▶ [BRIEF] Please reproduce all entries word for word, leaving every image behind.
[[ EXERCISE INPUT, beginning ]]
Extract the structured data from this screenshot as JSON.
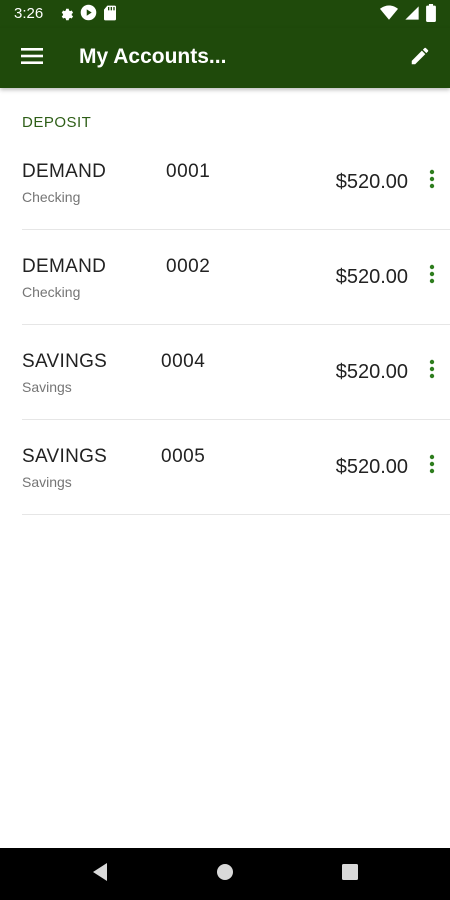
{
  "status_bar": {
    "time": "3:26",
    "icons_left": [
      "gear-icon",
      "play-icon",
      "sd-card-icon"
    ],
    "icons_right": [
      "wifi-icon",
      "signal-icon",
      "battery-icon"
    ]
  },
  "app_bar": {
    "title": "My Accounts...",
    "menu_icon": "hamburger-menu-icon",
    "edit_icon": "pencil-edit-icon",
    "background_color": "#1f4a0b"
  },
  "section": {
    "header": "DEPOSIT"
  },
  "accounts": [
    {
      "name": "DEMAND",
      "number": "0001",
      "type": "Checking",
      "balance": "$520.00"
    },
    {
      "name": "DEMAND",
      "number": "0002",
      "type": "Checking",
      "balance": "$520.00"
    },
    {
      "name": "SAVINGS",
      "number": "0004",
      "type": "Savings",
      "balance": "$520.00"
    },
    {
      "name": "SAVINGS",
      "number": "0005",
      "type": "Savings",
      "balance": "$520.00"
    }
  ],
  "colors": {
    "primary": "#1f4a0b",
    "accent": "#2e7d1e",
    "section_header": "#2e5e17"
  },
  "nav_bar": {
    "icons": [
      "back-icon",
      "home-icon",
      "recents-icon"
    ]
  }
}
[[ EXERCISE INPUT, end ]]
▶ [ANSWER TO THE PROBLEM]
Extract the structured data from this screenshot as JSON.
{
  "status_bar": {
    "time": "3:26",
    "icons_left": [
      "gear-icon",
      "play-icon",
      "sd-card-icon"
    ],
    "icons_right": [
      "wifi-icon",
      "signal-icon",
      "battery-icon"
    ]
  },
  "app_bar": {
    "title": "My Accounts...",
    "menu_icon": "hamburger-menu-icon",
    "edit_icon": "pencil-edit-icon",
    "background_color": "#1f4a0b"
  },
  "section": {
    "header": "DEPOSIT"
  },
  "accounts": [
    {
      "name": "DEMAND",
      "number": "0001",
      "type": "Checking",
      "balance": "$520.00"
    },
    {
      "name": "DEMAND",
      "number": "0002",
      "type": "Checking",
      "balance": "$520.00"
    },
    {
      "name": "SAVINGS",
      "number": "0004",
      "type": "Savings",
      "balance": "$520.00"
    },
    {
      "name": "SAVINGS",
      "number": "0005",
      "type": "Savings",
      "balance": "$520.00"
    }
  ],
  "colors": {
    "primary": "#1f4a0b",
    "accent": "#2e7d1e",
    "section_header": "#2e5e17"
  },
  "nav_bar": {
    "icons": [
      "back-icon",
      "home-icon",
      "recents-icon"
    ]
  }
}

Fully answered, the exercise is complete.